This year I went along to my local shopping area and there was a whole shop dedicated to trees and wreaths, mainly real, but some artificial ones, thrown in for good measure. There was a whole catalogue of what was available thin ones, fat ones, tall ones, small ones. I chose a small one, on the grounds that the price was high enough as it is and my space was limited so off he went to collect it. The trees come from a sustainable source and when we are done with them Brisbane City Council collects them to prop up areas of erosion. Carpets were removed and a through way was made to the living room where we rearranged the furniture to give it centre stage. His instructions however were to put it in water and this is sensible enough bearing in mind that this is Australia and the temperatures are in the 30Cs. But how do you prop a Xmas tree in a bucket of water without it tumbling over which it did on two occasions?
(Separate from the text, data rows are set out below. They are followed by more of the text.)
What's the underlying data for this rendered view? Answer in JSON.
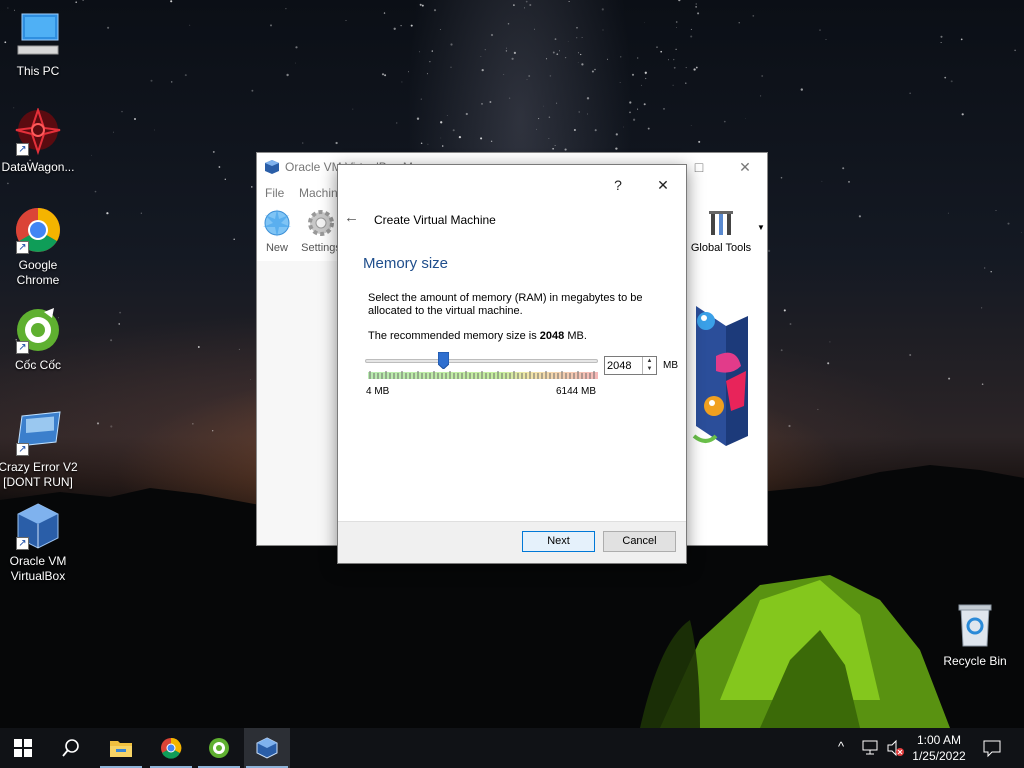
{
  "desktop": {
    "icons": [
      {
        "label_line1": "This PC",
        "label_line2": ""
      },
      {
        "label_line1": "DataWagon...",
        "label_line2": ""
      },
      {
        "label_line1": "Google",
        "label_line2": "Chrome"
      },
      {
        "label_line1": "Cốc Cốc",
        "label_line2": ""
      },
      {
        "label_line1": "Crazy Error V2",
        "label_line2": "[DONT RUN]"
      },
      {
        "label_line1": "Oracle VM",
        "label_line2": "VirtualBox"
      },
      {
        "label_line1": "Recycle Bin",
        "label_line2": ""
      }
    ]
  },
  "vbox_window": {
    "title": "Oracle VM VirtualBox Manager",
    "menu": [
      "File",
      "Machine"
    ],
    "toolbar": {
      "new_label": "New",
      "settings_label": "Settings",
      "global_tools_label": "Global Tools"
    },
    "maximize_icon": "□",
    "close_icon": "✕"
  },
  "dialog": {
    "help_label": "?",
    "close_label": "✕",
    "back_label": "←",
    "title": "Create Virtual Machine",
    "section_title": "Memory size",
    "description": "Select the amount of memory (RAM) in megabytes to be allocated to the virtual machine.",
    "recommend_prefix": "The recommended memory size is ",
    "recommend_value": "2048",
    "recommend_suffix": " MB.",
    "memory": {
      "value": "2048",
      "min": 4,
      "max": 6144,
      "min_label": "4 MB",
      "max_label": "6144 MB",
      "unit": "MB"
    },
    "next_label": "Next",
    "cancel_label": "Cancel"
  },
  "taskbar": {
    "pinned": [
      "start-icon",
      "search-icon",
      "file-explorer-icon",
      "chrome-icon",
      "coccoc-icon",
      "virtualbox-icon"
    ],
    "time": "1:00 AM",
    "date": "1/25/2022"
  }
}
We wedged it, propped it, poked it and lodged it, we brought cartons and cardboard, we contemplated sand and dirt, we cut templates and we rummaged around in the garden for rocks that we could shove either side of the bucket to keep the tree upright. The physical effort was entirely his but I was the underling who fetched and mopped, shifted and held it from toppling on his head. After some considerable physical exertion we managed to prop it up and I brought out all our lovely hand painted Indian baubles with their golden threads and pompoms and tied each and every one to the tree. It was completed with one of my son's sparkly drawings, a mix between an angel and a Commander of a ship and of course the most precious bauble of all, my golden glass case which had been flattened by Tara chewing on it as if it were a bone, teeth marks and all.
The lights were switched on and I stepped back in some awe. The room was flooded with the unmistakable smell of pine and and the lights lent a soft golden glow to where I stood. Yes Christmas is special and I am ready to gather my flock around me. Wishing all of you out there the peaceful sight of bats flying out at dusk, or the gentle silent dusting of snow on the ground, wherever in the world you might be, with time for thought, sharing and a deeper understanding of what we can do for one another.